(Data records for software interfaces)
--- START ---

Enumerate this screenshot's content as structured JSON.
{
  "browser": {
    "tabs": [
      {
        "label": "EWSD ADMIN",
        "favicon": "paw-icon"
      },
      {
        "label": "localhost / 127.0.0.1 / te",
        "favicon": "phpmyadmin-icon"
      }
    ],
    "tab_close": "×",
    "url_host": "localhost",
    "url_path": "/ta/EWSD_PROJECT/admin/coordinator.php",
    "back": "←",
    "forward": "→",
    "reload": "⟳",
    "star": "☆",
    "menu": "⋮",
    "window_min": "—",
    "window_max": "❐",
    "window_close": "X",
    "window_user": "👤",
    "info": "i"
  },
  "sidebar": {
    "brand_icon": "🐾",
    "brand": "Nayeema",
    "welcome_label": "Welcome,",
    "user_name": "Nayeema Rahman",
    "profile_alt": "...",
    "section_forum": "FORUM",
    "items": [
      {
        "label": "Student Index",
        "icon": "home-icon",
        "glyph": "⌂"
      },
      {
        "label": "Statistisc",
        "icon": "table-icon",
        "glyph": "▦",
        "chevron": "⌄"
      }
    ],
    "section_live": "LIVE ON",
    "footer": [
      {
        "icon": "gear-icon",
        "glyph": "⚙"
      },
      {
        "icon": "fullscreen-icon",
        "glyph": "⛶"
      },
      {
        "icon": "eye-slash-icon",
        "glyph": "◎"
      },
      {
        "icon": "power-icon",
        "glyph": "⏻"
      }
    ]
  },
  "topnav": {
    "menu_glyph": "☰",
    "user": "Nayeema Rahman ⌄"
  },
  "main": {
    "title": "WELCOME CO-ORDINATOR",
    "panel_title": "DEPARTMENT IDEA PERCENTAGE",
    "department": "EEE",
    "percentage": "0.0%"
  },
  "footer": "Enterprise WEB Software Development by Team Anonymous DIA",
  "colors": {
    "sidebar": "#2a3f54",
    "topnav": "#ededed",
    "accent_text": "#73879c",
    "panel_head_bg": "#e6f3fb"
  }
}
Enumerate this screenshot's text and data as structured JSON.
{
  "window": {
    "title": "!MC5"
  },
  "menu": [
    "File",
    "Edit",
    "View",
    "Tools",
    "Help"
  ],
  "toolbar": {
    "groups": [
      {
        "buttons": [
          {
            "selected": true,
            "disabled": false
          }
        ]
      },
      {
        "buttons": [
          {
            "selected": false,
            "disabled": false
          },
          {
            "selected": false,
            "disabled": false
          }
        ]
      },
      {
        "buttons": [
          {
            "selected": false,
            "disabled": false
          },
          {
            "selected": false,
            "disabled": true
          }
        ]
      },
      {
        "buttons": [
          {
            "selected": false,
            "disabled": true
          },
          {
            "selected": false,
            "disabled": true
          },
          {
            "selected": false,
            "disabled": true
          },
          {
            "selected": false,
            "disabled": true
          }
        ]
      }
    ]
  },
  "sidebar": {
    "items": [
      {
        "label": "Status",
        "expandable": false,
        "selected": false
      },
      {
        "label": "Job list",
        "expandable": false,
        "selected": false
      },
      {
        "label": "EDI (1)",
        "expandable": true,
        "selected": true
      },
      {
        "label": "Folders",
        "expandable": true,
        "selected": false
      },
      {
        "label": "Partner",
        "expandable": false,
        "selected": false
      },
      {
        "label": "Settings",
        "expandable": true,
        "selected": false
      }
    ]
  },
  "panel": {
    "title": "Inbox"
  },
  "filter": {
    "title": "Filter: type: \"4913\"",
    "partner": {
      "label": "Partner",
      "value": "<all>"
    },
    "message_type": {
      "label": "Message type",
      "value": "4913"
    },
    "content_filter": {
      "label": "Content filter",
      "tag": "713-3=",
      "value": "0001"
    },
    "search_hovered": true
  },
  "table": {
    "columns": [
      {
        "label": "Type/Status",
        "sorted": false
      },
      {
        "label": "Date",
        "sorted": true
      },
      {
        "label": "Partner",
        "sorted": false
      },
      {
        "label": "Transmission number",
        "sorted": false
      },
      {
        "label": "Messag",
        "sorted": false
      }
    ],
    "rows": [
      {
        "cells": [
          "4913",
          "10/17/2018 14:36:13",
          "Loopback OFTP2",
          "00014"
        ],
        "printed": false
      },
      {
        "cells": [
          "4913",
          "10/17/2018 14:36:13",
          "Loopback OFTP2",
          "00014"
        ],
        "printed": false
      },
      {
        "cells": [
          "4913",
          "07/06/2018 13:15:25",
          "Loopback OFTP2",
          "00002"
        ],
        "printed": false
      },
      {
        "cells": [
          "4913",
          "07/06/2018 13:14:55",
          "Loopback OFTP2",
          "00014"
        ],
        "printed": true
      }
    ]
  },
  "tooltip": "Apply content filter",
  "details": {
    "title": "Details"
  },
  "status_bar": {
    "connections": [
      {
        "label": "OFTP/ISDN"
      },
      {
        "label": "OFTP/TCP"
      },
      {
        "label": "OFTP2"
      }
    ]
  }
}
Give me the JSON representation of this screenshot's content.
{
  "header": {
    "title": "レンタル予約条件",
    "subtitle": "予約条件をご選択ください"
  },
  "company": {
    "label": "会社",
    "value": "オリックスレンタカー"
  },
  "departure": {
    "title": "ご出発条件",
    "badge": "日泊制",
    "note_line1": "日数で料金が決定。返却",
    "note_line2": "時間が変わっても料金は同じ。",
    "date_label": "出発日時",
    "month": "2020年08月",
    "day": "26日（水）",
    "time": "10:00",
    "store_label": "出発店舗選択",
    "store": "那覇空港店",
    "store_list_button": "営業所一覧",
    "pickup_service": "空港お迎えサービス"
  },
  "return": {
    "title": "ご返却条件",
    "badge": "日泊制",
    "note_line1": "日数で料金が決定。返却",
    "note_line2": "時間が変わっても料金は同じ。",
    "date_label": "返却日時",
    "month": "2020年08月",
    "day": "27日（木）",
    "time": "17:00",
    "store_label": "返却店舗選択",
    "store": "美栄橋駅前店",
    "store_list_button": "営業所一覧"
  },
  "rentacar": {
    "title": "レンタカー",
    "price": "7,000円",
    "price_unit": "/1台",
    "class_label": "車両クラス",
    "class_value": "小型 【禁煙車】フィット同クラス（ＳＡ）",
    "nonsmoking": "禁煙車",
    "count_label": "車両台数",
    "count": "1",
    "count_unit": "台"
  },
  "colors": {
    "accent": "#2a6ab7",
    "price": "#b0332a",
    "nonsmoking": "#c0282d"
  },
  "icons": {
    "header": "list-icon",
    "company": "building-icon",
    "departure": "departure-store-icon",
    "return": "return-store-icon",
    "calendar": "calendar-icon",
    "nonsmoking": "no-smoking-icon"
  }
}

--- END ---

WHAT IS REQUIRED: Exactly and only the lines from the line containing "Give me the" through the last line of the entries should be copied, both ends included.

RESPONSE:
Give me the JSON representation of this screenshot's content.
{
  "header": {
    "title": "レンタル予約条件",
    "subtitle": "予約条件をご選択ください"
  },
  "company": {
    "label": "会社",
    "value": "オリックスレンタカー"
  },
  "departure": {
    "title": "ご出発条件",
    "badge": "日泊制",
    "note_line1": "日数で料金が決定。返却",
    "note_line2": "時間が変わっても料金は同じ。",
    "date_label": "出発日時",
    "month": "2020年08月",
    "day": "26日（水）",
    "time": "10:00",
    "store_label": "出発店舗選択",
    "store": "那覇空港店",
    "store_list_button": "営業所一覧",
    "pickup_service": "空港お迎えサービス"
  },
  "return": {
    "title": "ご返却条件",
    "badge": "日泊制",
    "note_line1": "日数で料金が決定。返却",
    "note_line2": "時間が変わっても料金は同じ。",
    "date_label": "返却日時",
    "month": "2020年08月",
    "day": "27日（木）",
    "time": "17:00",
    "store_label": "返却店舗選択",
    "store": "美栄橋駅前店",
    "store_list_button": "営業所一覧"
  },
  "rentacar": {
    "title": "レンタカー",
    "price": "7,000円",
    "price_unit": "/1台",
    "class_label": "車両クラス",
    "class_value": "小型 【禁煙車】フィット同クラス（ＳＡ）",
    "nonsmoking": "禁煙車",
    "count_label": "車両台数",
    "count": "1",
    "count_unit": "台"
  },
  "colors": {
    "accent": "#2a6ab7",
    "price": "#b0332a",
    "nonsmoking": "#c0282d"
  },
  "icons": {
    "header": "list-icon",
    "company": "building-icon",
    "departure": "departure-store-icon",
    "return": "return-store-icon",
    "calendar": "calendar-icon",
    "nonsmoking": "no-smoking-icon"
  }
}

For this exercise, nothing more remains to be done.